## Supplied data
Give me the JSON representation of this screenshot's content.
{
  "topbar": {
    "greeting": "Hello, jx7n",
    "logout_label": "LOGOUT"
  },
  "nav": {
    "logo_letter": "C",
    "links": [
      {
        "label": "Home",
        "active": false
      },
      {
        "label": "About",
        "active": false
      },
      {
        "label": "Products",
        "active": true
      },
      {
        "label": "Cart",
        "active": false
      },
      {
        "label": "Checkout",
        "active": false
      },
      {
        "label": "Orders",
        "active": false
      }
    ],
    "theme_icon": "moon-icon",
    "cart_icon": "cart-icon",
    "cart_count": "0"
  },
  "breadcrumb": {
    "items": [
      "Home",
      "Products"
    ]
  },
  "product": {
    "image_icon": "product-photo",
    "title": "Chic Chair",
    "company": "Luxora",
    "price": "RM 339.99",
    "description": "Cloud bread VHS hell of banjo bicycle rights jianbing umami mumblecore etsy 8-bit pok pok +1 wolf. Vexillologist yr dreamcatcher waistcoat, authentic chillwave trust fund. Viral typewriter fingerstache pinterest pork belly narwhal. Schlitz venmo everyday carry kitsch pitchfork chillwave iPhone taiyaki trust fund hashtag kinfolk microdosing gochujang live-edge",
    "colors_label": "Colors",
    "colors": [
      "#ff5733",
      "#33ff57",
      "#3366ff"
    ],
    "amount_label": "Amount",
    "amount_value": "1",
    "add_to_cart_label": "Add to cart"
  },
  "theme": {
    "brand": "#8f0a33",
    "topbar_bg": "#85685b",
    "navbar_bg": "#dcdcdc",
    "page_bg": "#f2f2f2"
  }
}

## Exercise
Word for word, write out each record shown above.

## Task result
Give me the JSON representation of this screenshot's content.
{
  "topbar": {
    "greeting": "Hello, jx7n",
    "logout_label": "LOGOUT"
  },
  "nav": {
    "logo_letter": "C",
    "links": [
      {
        "label": "Home",
        "active": false
      },
      {
        "label": "About",
        "active": false
      },
      {
        "label": "Products",
        "active": true
      },
      {
        "label": "Cart",
        "active": false
      },
      {
        "label": "Checkout",
        "active": false
      },
      {
        "label": "Orders",
        "active": false
      }
    ],
    "theme_icon": "moon-icon",
    "cart_icon": "cart-icon",
    "cart_count": "0"
  },
  "breadcrumb": {
    "items": [
      "Home",
      "Products"
    ]
  },
  "product": {
    "image_icon": "product-photo",
    "title": "Chic Chair",
    "company": "Luxora",
    "price": "RM 339.99",
    "description": "Cloud bread VHS hell of banjo bicycle rights jianbing umami mumblecore etsy 8-bit pok pok +1 wolf. Vexillologist yr dreamcatcher waistcoat, authentic chillwave trust fund. Viral typewriter fingerstache pinterest pork belly narwhal. Schlitz venmo everyday carry kitsch pitchfork chillwave iPhone taiyaki trust fund hashtag kinfolk microdosing gochujang live-edge",
    "colors_label": "Colors",
    "colors": [
      "#ff5733",
      "#33ff57",
      "#3366ff"
    ],
    "amount_label": "Amount",
    "amount_value": "1",
    "add_to_cart_label": "Add to cart"
  },
  "theme": {
    "brand": "#8f0a33",
    "topbar_bg": "#85685b",
    "navbar_bg": "#dcdcdc",
    "page_bg": "#f2f2f2"
  }
}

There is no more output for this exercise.